On January 31st a segment of cryptocurrency holders with over 200 transactions on Coinbase with a value of $20,000 or more in 2017, woke up to an unexpected email from Coinbase (one of the largest crypto exchange and wallet platforms) that included the 1099-K forms obliging them to pay the tax man.
Although the company explained that it only sent out the IRS tax forms to clients who exceeded the required threshold last year, GDAX as well as business accounts that sell crypto for cash were also included among those required to give a cut of their earnings to Uncle Sam.
Relief for Miners
However, crypto enthusiasts who have mined proceeds or only transferred their cryptocurrency from one wallet to the other without receiving any payment will breathe a sigh of relief as the tax obligation did not include them.
According to Coinbase, even Uber drivers and Etsy sellers are required to pay IRS taxes.
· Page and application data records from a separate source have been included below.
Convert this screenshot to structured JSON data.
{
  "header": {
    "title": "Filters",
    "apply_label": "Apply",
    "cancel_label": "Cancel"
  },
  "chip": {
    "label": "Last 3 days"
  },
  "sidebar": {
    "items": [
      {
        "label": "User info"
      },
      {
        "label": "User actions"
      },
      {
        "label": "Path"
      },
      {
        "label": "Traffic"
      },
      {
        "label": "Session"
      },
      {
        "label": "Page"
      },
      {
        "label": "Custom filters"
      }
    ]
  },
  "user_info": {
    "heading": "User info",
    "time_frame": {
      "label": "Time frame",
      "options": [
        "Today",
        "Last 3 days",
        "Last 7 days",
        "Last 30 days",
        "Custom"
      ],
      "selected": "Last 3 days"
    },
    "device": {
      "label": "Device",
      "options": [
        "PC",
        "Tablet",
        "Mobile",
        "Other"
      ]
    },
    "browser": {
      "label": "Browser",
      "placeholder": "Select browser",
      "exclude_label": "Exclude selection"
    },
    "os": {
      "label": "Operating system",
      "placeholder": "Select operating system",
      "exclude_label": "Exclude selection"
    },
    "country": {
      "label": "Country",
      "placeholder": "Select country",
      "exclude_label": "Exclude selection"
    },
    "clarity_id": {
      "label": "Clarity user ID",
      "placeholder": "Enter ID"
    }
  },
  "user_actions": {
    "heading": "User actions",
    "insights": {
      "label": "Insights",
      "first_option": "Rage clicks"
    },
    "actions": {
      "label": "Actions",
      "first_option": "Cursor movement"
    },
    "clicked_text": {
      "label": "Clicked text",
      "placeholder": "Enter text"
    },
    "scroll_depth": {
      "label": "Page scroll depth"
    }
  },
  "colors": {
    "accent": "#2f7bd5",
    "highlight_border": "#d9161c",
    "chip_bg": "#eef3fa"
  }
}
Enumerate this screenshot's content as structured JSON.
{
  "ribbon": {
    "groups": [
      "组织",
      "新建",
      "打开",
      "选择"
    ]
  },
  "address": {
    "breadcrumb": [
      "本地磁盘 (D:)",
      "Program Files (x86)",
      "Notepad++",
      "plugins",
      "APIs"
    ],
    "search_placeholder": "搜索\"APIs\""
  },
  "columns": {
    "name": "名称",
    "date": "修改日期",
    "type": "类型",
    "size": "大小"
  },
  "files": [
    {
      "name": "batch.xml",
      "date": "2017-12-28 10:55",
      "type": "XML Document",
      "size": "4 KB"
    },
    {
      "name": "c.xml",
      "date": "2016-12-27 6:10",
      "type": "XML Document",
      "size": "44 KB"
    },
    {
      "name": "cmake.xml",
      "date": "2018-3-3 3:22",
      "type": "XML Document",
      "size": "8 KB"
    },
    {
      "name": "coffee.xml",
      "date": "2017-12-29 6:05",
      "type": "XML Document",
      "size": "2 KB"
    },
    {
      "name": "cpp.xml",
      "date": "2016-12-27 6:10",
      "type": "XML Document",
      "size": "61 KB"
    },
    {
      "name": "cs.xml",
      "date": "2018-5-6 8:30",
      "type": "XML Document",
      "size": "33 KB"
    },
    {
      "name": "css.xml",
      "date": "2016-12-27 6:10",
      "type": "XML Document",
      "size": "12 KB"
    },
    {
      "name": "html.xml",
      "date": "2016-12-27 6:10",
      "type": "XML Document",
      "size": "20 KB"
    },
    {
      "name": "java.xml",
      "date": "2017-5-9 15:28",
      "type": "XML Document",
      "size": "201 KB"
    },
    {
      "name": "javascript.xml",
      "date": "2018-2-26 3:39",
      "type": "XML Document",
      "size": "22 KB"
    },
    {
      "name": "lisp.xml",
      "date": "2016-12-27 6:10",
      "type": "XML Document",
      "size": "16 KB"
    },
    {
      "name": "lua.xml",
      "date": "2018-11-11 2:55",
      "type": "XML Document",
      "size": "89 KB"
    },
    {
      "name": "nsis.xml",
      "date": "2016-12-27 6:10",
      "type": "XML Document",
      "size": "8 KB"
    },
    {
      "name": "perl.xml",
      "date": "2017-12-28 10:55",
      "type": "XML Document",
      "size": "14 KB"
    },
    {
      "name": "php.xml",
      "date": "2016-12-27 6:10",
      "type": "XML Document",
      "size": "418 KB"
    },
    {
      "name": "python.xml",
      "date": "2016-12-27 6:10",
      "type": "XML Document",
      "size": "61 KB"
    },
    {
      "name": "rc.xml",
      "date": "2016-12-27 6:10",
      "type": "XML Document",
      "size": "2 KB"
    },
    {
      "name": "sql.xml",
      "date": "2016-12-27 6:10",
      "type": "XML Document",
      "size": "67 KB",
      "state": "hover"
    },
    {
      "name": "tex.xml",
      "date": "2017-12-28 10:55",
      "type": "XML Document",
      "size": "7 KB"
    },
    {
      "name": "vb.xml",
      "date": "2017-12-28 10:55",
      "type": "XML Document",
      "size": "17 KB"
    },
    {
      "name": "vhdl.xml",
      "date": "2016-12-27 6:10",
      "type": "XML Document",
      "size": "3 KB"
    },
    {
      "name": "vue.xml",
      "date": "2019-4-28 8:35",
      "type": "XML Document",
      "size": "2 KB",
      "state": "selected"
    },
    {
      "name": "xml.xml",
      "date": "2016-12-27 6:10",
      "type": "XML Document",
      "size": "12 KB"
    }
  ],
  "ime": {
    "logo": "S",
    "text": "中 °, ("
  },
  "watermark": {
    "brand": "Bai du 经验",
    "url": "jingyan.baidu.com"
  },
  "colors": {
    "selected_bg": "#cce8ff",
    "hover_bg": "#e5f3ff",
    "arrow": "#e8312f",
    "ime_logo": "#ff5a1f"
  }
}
The company stated,
The best data available was used to determine whether your account activity qualifies as Business Use, including but not limited to factors such as completion of a merchant profile or enabling merchant tools.
Are there any Options?
Well, the move obviously sent the crypto community into a furry. Most Coinbase clients complained about not being notified beforehand about their tax obligations while others expressed displeasure over the exorbitant tax rates that they now have to pay. However, Coinbase clients have no other option but to comply with the taxman, considering Coinbase’s reputation for staying out of trouble with the government.
Paying Taxes up to 60%
According to the court ruling back in November, Uncle Sam recognized Bitcoin as property and not currency. This would mean that any Bitcoin holder who might have cashed out when the price of Bitcoin hit 20,000 a few weeks ago now owes the government upwards of $7,000. Absurd right? Well, there is more. Bitcoin holders who have had the cryptocurrency for about a year will be taxed as income while those who have held it for more than a year will pay a whopping 20 percent tax on their capital gains. If you include transaction costs and accounting fees, you pay up to 60% of your gains as tax.
What do you think about reporting your cryptocurrency gains to the government? Will it work in the long run? Share your thoughts and opinions on this matter with us in the comments section